Ah, but then again, history: Who needs it, anyway?


Intriguingly, Northeast Portland’s 23 Sandy Gallery has a show coming up in September that seems to dovetail in interesting ways with Feher’s exhibit at Camerawork. Portland photographer Stewart Harvey‘s I Am What I Need To Be, on view Sept. 3-18, is subtitled A Photo Essay on the Odyssey of Identity in New Orleans. It’s about the nature of creativity in the Crescent City, which seems to have a lot to do not just with the whims and brainstorms of young creatives but more importantly with the ways that the past weaves into the present and the future. In other words: History lives.
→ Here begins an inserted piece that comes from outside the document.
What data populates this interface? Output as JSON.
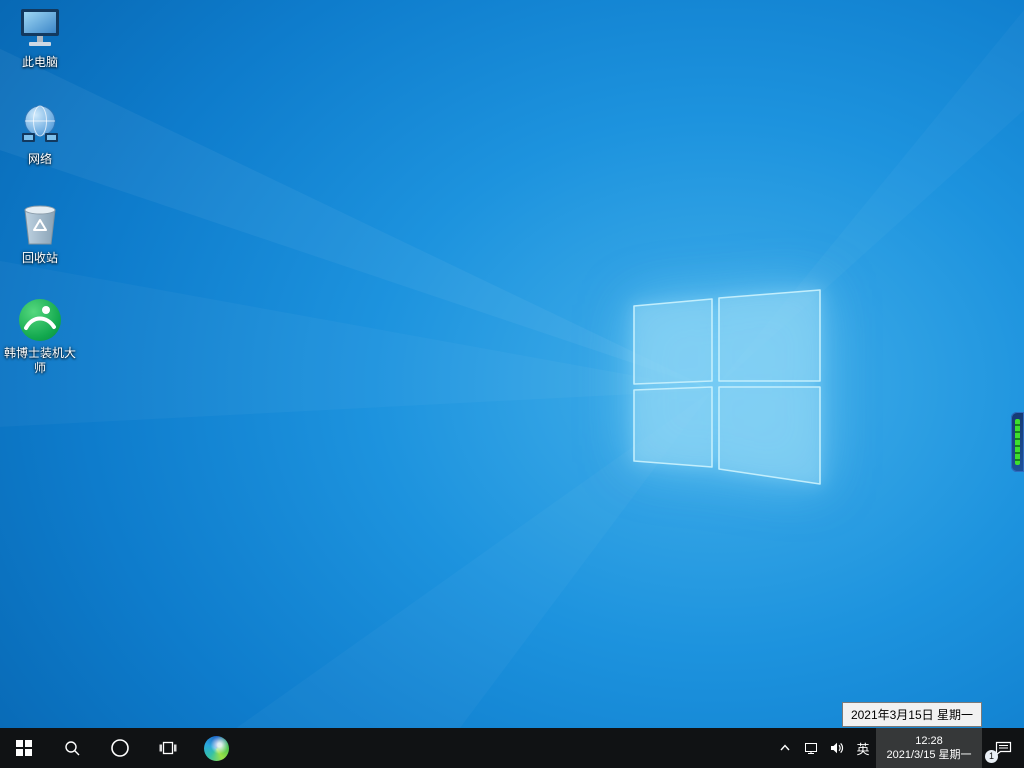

Compared to Portland, which “shares much of the same liberal spirit,” Harvey says:

… the Crescent City seems more enamored by cultural movements than the rabid individuals who create them. I was charmed by the willingness of New Orleanians to not only give sanctuary to the expressive oddball, but to provide a platform for their development.

Like Oaxaca, New Orleans has a deep and long-running history with bones: See Harvey’s photograph below. Unlike Oregon, it seems to think that history has a place in the present and future.

Stewart Harvey photographs skeletal revelry in New Orleans, at 23 Sandy Gallery in September.


PHOTOS, from top:

  • Tom Fehrer, skulls, from “In the Navel of the Moon” at Camerwork Gallery, Portland.
  • Stewart Harvey photographs skeletal revelry in New Orleans, at 23 Sandy Gallery in September.